--- START ---
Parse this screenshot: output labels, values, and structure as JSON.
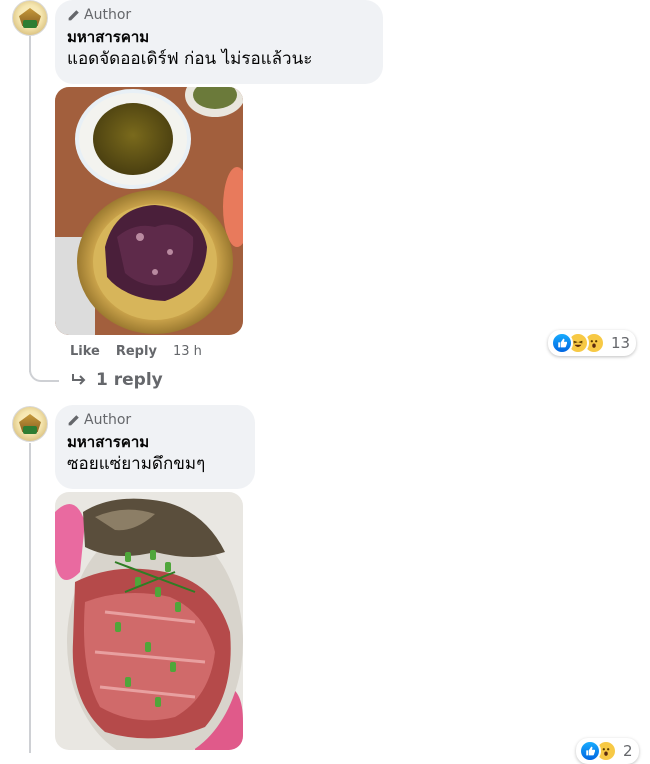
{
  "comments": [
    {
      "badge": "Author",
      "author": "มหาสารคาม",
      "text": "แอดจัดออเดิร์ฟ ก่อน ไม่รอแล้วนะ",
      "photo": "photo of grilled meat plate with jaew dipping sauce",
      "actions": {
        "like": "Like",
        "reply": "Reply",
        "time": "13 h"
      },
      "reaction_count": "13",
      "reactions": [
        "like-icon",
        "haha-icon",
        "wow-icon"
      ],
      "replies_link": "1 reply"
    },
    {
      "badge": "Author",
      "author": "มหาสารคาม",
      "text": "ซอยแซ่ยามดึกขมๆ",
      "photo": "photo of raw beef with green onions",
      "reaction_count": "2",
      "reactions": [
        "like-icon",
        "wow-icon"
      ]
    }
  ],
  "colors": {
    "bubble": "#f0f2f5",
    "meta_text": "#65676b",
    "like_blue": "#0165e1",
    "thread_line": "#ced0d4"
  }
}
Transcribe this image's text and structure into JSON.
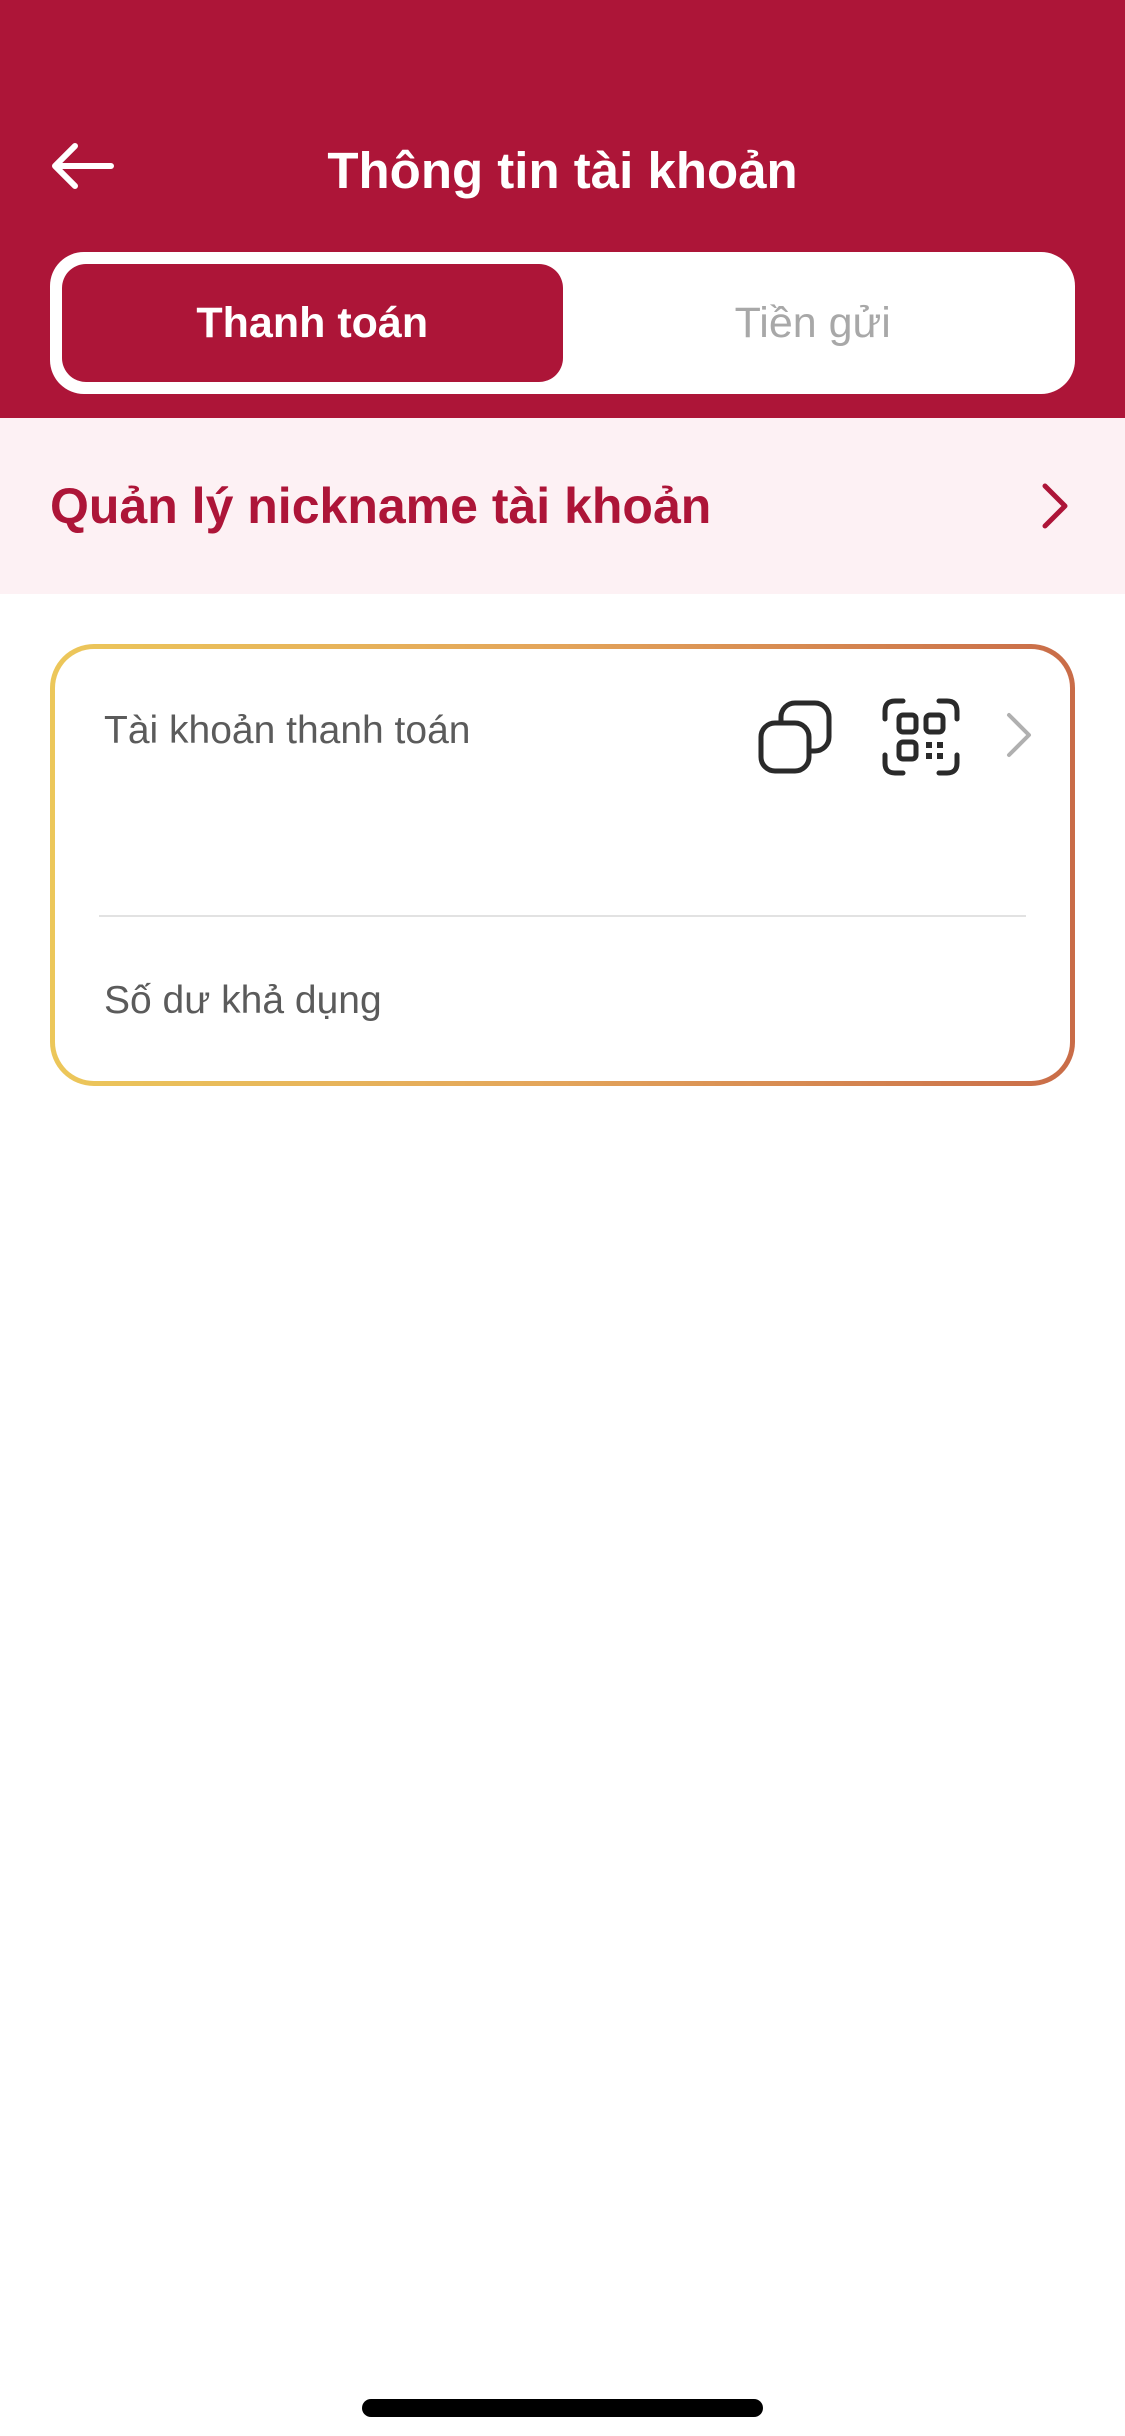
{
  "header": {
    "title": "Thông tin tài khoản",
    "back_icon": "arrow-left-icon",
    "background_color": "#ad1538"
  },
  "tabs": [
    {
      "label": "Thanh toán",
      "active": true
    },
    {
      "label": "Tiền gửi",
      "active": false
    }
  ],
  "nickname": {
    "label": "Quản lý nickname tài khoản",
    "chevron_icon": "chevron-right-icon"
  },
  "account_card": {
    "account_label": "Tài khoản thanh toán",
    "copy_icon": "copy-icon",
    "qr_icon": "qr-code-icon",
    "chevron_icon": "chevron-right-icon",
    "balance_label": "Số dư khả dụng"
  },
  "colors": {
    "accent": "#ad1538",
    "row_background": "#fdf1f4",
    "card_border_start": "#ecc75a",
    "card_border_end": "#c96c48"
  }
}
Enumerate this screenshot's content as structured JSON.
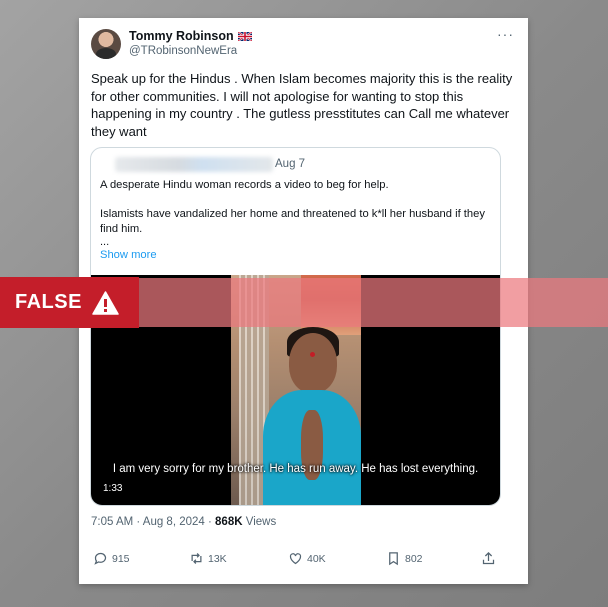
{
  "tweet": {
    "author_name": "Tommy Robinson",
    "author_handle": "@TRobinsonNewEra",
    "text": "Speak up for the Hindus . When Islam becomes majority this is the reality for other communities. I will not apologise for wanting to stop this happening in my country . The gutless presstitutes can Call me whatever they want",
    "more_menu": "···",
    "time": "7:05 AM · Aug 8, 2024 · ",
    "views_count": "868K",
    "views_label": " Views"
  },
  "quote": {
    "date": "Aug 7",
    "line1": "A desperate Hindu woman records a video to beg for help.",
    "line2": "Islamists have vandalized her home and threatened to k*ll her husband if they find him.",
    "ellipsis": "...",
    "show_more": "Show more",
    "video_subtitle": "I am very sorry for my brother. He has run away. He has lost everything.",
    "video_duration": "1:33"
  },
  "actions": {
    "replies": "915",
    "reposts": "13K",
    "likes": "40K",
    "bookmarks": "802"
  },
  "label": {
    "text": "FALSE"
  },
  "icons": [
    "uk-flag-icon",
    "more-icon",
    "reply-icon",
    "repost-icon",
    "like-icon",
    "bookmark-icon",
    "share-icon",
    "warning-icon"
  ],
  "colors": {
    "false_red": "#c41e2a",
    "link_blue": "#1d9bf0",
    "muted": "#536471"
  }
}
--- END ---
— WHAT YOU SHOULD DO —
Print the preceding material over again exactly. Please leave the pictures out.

— SOLUTION —
Parse this screenshot: output labels, values, and structure as JSON.
{
  "comments": [
    {
      "badge": "Author",
      "author": "มหาสารคาม",
      "text": "แอดจัดออเดิร์ฟ ก่อน ไม่รอแล้วนะ",
      "photo": "photo of grilled meat plate with jaew dipping sauce",
      "actions": {
        "like": "Like",
        "reply": "Reply",
        "time": "13 h"
      },
      "reaction_count": "13",
      "reactions": [
        "like-icon",
        "haha-icon",
        "wow-icon"
      ],
      "replies_link": "1 reply"
    },
    {
      "badge": "Author",
      "author": "มหาสารคาม",
      "text": "ซอยแซ่ยามดึกขมๆ",
      "photo": "photo of raw beef with green onions",
      "reaction_count": "2",
      "reactions": [
        "like-icon",
        "wow-icon"
      ]
    }
  ],
  "colors": {
    "bubble": "#f0f2f5",
    "meta_text": "#65676b",
    "like_blue": "#0165e1",
    "thread_line": "#ced0d4"
  }
}
Transcribe this image's text and structure into JSON.
{
  "header": {
    "title": "Thông tin tài khoản",
    "back_icon": "arrow-left-icon",
    "background_color": "#ad1538"
  },
  "tabs": [
    {
      "label": "Thanh toán",
      "active": true
    },
    {
      "label": "Tiền gửi",
      "active": false
    }
  ],
  "nickname": {
    "label": "Quản lý nickname tài khoản",
    "chevron_icon": "chevron-right-icon"
  },
  "account_card": {
    "account_label": "Tài khoản thanh toán",
    "copy_icon": "copy-icon",
    "qr_icon": "qr-code-icon",
    "chevron_icon": "chevron-right-icon",
    "balance_label": "Số dư khả dụng"
  },
  "colors": {
    "accent": "#ad1538",
    "row_background": "#fdf1f4",
    "card_border_start": "#ecc75a",
    "card_border_end": "#c96c48"
  }
}
Enumerate this screenshot's content as structured JSON.
{
  "tweet": {
    "author_name": "Tommy Robinson",
    "author_handle": "@TRobinsonNewEra",
    "text": "Speak up for the Hindus . When Islam becomes majority this is the reality for other communities. I will not apologise for wanting to stop this happening in my country . The gutless presstitutes can Call me whatever they want",
    "more_menu": "···",
    "time": "7:05 AM · Aug 8, 2024 · ",
    "views_count": "868K",
    "views_label": " Views"
  },
  "quote": {
    "date": "Aug 7",
    "line1": "A desperate Hindu woman records a video to beg for help.",
    "line2": "Islamists have vandalized her home and threatened to k*ll her husband if they find him.",
    "ellipsis": "...",
    "show_more": "Show more",
    "video_subtitle": "I am very sorry for my brother. He has run away. He has lost everything.",
    "video_duration": "1:33"
  },
  "actions": {
    "replies": "915",
    "reposts": "13K",
    "likes": "40K",
    "bookmarks": "802"
  },
  "label": {
    "text": "FALSE"
  },
  "icons": [
    "uk-flag-icon",
    "more-icon",
    "reply-icon",
    "repost-icon",
    "like-icon",
    "bookmark-icon",
    "share-icon",
    "warning-icon"
  ],
  "colors": {
    "false_red": "#c41e2a",
    "link_blue": "#1d9bf0",
    "muted": "#536471"
  }
}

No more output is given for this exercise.